WORK TO BE COMPLETED >> Your answer must contain each line of the data, copied exactly.

:: RECORDS FOR THIS EXERCISE

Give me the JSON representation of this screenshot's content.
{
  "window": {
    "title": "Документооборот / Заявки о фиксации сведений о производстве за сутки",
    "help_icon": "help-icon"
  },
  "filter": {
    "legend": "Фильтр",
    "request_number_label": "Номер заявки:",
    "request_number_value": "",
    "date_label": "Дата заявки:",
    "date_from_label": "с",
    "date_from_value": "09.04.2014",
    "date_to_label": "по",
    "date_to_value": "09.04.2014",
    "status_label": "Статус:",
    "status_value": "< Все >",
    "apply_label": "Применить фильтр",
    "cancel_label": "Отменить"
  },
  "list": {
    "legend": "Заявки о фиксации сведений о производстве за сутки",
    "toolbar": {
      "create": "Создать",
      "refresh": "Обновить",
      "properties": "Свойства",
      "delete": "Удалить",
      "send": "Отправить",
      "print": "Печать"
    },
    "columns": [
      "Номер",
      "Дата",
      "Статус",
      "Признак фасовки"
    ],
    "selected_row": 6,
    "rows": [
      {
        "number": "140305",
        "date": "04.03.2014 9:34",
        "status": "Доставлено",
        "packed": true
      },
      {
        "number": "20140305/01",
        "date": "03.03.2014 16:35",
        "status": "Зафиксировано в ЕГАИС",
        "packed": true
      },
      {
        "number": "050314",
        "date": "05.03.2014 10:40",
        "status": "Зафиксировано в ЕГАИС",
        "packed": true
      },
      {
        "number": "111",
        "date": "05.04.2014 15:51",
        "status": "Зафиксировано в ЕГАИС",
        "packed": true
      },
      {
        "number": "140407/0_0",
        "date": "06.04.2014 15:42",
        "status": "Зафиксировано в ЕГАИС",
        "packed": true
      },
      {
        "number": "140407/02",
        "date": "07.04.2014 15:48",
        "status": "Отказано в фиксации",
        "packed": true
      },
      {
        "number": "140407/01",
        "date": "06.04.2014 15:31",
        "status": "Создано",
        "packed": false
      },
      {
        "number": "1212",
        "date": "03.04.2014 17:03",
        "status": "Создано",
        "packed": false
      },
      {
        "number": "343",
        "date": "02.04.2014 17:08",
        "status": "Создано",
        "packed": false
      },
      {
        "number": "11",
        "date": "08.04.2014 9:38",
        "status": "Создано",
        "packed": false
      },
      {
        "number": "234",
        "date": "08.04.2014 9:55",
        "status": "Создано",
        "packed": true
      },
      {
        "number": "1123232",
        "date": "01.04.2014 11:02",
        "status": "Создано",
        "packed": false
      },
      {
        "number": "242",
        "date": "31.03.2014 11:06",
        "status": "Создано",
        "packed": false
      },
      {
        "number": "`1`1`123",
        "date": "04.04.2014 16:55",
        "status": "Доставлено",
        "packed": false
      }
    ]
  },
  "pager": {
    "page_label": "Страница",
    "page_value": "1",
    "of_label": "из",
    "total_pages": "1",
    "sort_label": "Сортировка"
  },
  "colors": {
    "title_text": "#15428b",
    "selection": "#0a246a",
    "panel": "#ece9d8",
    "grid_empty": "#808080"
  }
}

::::

SOLVED PROBLEM >>
Give me the JSON representation of this screenshot's content.
{
  "window": {
    "title": "Документооборот / Заявки о фиксации сведений о производстве за сутки",
    "help_icon": "help-icon"
  },
  "filter": {
    "legend": "Фильтр",
    "request_number_label": "Номер заявки:",
    "request_number_value": "",
    "date_label": "Дата заявки:",
    "date_from_label": "с",
    "date_from_value": "09.04.2014",
    "date_to_label": "по",
    "date_to_value": "09.04.2014",
    "status_label": "Статус:",
    "status_value": "< Все >",
    "apply_label": "Применить фильтр",
    "cancel_label": "Отменить"
  },
  "list": {
    "legend": "Заявки о фиксации сведений о производстве за сутки",
    "toolbar": {
      "create": "Создать",
      "refresh": "Обновить",
      "properties": "Свойства",
      "delete": "Удалить",
      "send": "Отправить",
      "print": "Печать"
    },
    "columns": [
      "Номер",
      "Дата",
      "Статус",
      "Признак фасовки"
    ],
    "selected_row": 6,
    "rows": [
      {
        "number": "140305",
        "date": "04.03.2014 9:34",
        "status": "Доставлено",
        "packed": true
      },
      {
        "number": "20140305/01",
        "date": "03.03.2014 16:35",
        "status": "Зафиксировано в ЕГАИС",
        "packed": true
      },
      {
        "number": "050314",
        "date": "05.03.2014 10:40",
        "status": "Зафиксировано в ЕГАИС",
        "packed": true
      },
      {
        "number": "111",
        "date": "05.04.2014 15:51",
        "status": "Зафиксировано в ЕГАИС",
        "packed": true
      },
      {
        "number": "140407/0_0",
        "date": "06.04.2014 15:42",
        "status": "Зафиксировано в ЕГАИС",
        "packed": true
      },
      {
        "number": "140407/02",
        "date": "07.04.2014 15:48",
        "status": "Отказано в фиксации",
        "packed": true
      },
      {
        "number": "140407/01",
        "date": "06.04.2014 15:31",
        "status": "Создано",
        "packed": false
      },
      {
        "number": "1212",
        "date": "03.04.2014 17:03",
        "status": "Создано",
        "packed": false
      },
      {
        "number": "343",
        "date": "02.04.2014 17:08",
        "status": "Создано",
        "packed": false
      },
      {
        "number": "11",
        "date": "08.04.2014 9:38",
        "status": "Создано",
        "packed": false
      },
      {
        "number": "234",
        "date": "08.04.2014 9:55",
        "status": "Создано",
        "packed": true
      },
      {
        "number": "1123232",
        "date": "01.04.2014 11:02",
        "status": "Создано",
        "packed": false
      },
      {
        "number": "242",
        "date": "31.03.2014 11:06",
        "status": "Создано",
        "packed": false
      },
      {
        "number": "`1`1`123",
        "date": "04.04.2014 16:55",
        "status": "Доставлено",
        "packed": false
      }
    ]
  },
  "pager": {
    "page_label": "Страница",
    "page_value": "1",
    "of_label": "из",
    "total_pages": "1",
    "sort_label": "Сортировка"
  },
  "colors": {
    "title_text": "#15428b",
    "selection": "#0a246a",
    "panel": "#ece9d8",
    "grid_empty": "#808080"
  }
}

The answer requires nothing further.